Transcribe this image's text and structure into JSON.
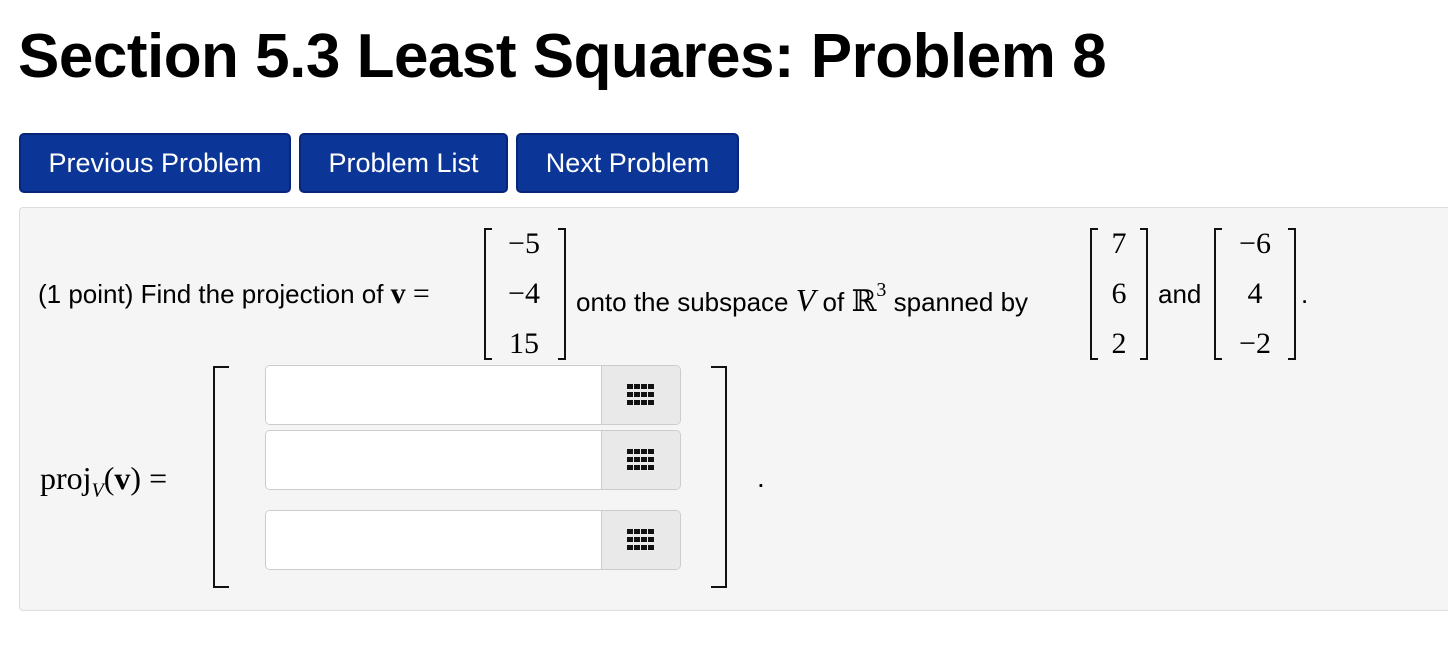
{
  "title": "Section 5.3 Least Squares: Problem 8",
  "nav": {
    "previous": "Previous Problem",
    "list": "Problem List",
    "next": "Next Problem"
  },
  "problem": {
    "points": "(1 point)",
    "text_find": "Find the projection of",
    "v_symbol": "v",
    "equals": "=",
    "vector_v": [
      "−5",
      "−4",
      "15"
    ],
    "text_onto": "onto the subspace",
    "subspace_symbol": "V",
    "text_of": "of",
    "space_symbol": "ℝ",
    "space_exponent": "3",
    "text_spanned": "spanned by",
    "basis_1": [
      "7",
      "6",
      "2"
    ],
    "text_and": "and",
    "basis_2": [
      "−6",
      "4",
      "−2"
    ],
    "period": "."
  },
  "answer": {
    "label_proj": "proj",
    "label_sub": "V",
    "label_open": "(",
    "label_v": "v",
    "label_close": ")",
    "label_eq": "=",
    "entries": [
      "",
      "",
      ""
    ],
    "period": ".",
    "button_icon": "grid-icon"
  }
}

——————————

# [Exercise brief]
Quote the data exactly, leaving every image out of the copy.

# [Answer for this exercise]
Transcribe this image's text and structure into JSON.
{
  "title": "Section 5.3 Least Squares: Problem 8",
  "nav": {
    "previous": "Previous Problem",
    "list": "Problem List",
    "next": "Next Problem"
  },
  "problem": {
    "points": "(1 point)",
    "text_find": "Find the projection of",
    "v_symbol": "v",
    "equals": "=",
    "vector_v": [
      "−5",
      "−4",
      "15"
    ],
    "text_onto": "onto the subspace",
    "subspace_symbol": "V",
    "text_of": "of",
    "space_symbol": "ℝ",
    "space_exponent": "3",
    "text_spanned": "spanned by",
    "basis_1": [
      "7",
      "6",
      "2"
    ],
    "text_and": "and",
    "basis_2": [
      "−6",
      "4",
      "−2"
    ],
    "period": "."
  },
  "answer": {
    "label_proj": "proj",
    "label_sub": "V",
    "label_open": "(",
    "label_v": "v",
    "label_close": ")",
    "label_eq": "=",
    "entries": [
      "",
      "",
      ""
    ],
    "period": ".",
    "button_icon": "grid-icon"
  }
}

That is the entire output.